What is expected:
From the first line to the last, reproduce the records exactly as they appear below.

Supplied material:

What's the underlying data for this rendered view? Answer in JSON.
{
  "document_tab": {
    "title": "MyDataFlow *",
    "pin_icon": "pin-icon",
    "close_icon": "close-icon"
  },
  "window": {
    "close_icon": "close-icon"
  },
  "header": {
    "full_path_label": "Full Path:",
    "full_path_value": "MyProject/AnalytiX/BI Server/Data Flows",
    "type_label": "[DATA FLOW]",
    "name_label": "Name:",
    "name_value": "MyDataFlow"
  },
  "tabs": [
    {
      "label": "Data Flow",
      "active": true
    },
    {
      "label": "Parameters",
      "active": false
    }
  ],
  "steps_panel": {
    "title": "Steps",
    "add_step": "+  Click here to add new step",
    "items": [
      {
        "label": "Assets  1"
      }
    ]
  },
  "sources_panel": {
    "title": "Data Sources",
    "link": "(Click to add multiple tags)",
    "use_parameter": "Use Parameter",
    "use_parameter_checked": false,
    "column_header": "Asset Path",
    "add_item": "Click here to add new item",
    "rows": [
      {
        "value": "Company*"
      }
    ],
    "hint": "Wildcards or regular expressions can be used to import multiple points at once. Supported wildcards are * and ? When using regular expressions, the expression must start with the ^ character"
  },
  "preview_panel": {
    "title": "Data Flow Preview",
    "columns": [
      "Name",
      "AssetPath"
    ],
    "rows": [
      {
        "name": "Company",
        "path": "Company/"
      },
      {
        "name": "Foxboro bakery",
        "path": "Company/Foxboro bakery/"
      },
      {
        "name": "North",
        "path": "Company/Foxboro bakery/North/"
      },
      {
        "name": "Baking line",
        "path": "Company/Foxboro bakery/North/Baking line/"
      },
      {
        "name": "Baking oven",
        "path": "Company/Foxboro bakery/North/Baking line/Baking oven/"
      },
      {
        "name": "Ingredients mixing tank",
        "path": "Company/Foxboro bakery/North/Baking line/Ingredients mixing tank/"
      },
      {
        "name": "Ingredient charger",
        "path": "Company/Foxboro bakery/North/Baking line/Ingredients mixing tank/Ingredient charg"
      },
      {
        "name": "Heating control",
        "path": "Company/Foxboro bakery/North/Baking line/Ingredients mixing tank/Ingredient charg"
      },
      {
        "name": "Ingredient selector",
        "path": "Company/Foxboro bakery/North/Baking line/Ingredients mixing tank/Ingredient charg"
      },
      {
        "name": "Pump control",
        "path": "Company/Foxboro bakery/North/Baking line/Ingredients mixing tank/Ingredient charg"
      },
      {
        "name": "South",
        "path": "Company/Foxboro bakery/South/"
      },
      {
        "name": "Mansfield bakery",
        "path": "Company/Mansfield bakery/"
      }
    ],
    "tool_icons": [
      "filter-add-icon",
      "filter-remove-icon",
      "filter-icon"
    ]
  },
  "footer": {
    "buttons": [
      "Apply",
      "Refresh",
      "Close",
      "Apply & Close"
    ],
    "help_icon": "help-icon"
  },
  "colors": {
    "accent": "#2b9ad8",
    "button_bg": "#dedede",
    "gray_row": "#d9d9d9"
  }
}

Task solution:
What's the underlying data for this rendered view? Answer in JSON.
{
  "document_tab": {
    "title": "MyDataFlow *",
    "pin_icon": "pin-icon",
    "close_icon": "close-icon"
  },
  "window": {
    "close_icon": "close-icon"
  },
  "header": {
    "full_path_label": "Full Path:",
    "full_path_value": "MyProject/AnalytiX/BI Server/Data Flows",
    "type_label": "[DATA FLOW]",
    "name_label": "Name:",
    "name_value": "MyDataFlow"
  },
  "tabs": [
    {
      "label": "Data Flow",
      "active": true
    },
    {
      "label": "Parameters",
      "active": false
    }
  ],
  "steps_panel": {
    "title": "Steps",
    "add_step": "+  Click here to add new step",
    "items": [
      {
        "label": "Assets  1"
      }
    ]
  },
  "sources_panel": {
    "title": "Data Sources",
    "link": "(Click to add multiple tags)",
    "use_parameter": "Use Parameter",
    "use_parameter_checked": false,
    "column_header": "Asset Path",
    "add_item": "Click here to add new item",
    "rows": [
      {
        "value": "Company*"
      }
    ],
    "hint": "Wildcards or regular expressions can be used to import multiple points at once. Supported wildcards are * and ? When using regular expressions, the expression must start with the ^ character"
  },
  "preview_panel": {
    "title": "Data Flow Preview",
    "columns": [
      "Name",
      "AssetPath"
    ],
    "rows": [
      {
        "name": "Company",
        "path": "Company/"
      },
      {
        "name": "Foxboro bakery",
        "path": "Company/Foxboro bakery/"
      },
      {
        "name": "North",
        "path": "Company/Foxboro bakery/North/"
      },
      {
        "name": "Baking line",
        "path": "Company/Foxboro bakery/North/Baking line/"
      },
      {
        "name": "Baking oven",
        "path": "Company/Foxboro bakery/North/Baking line/Baking oven/"
      },
      {
        "name": "Ingredients mixing tank",
        "path": "Company/Foxboro bakery/North/Baking line/Ingredients mixing tank/"
      },
      {
        "name": "Ingredient charger",
        "path": "Company/Foxboro bakery/North/Baking line/Ingredients mixing tank/Ingredient charg"
      },
      {
        "name": "Heating control",
        "path": "Company/Foxboro bakery/North/Baking line/Ingredients mixing tank/Ingredient charg"
      },
      {
        "name": "Ingredient selector",
        "path": "Company/Foxboro bakery/North/Baking line/Ingredients mixing tank/Ingredient charg"
      },
      {
        "name": "Pump control",
        "path": "Company/Foxboro bakery/North/Baking line/Ingredients mixing tank/Ingredient charg"
      },
      {
        "name": "South",
        "path": "Company/Foxboro bakery/South/"
      },
      {
        "name": "Mansfield bakery",
        "path": "Company/Mansfield bakery/"
      }
    ],
    "tool_icons": [
      "filter-add-icon",
      "filter-remove-icon",
      "filter-icon"
    ]
  },
  "footer": {
    "buttons": [
      "Apply",
      "Refresh",
      "Close",
      "Apply & Close"
    ],
    "help_icon": "help-icon"
  },
  "colors": {
    "accent": "#2b9ad8",
    "button_bg": "#dedede",
    "gray_row": "#d9d9d9"
  }
}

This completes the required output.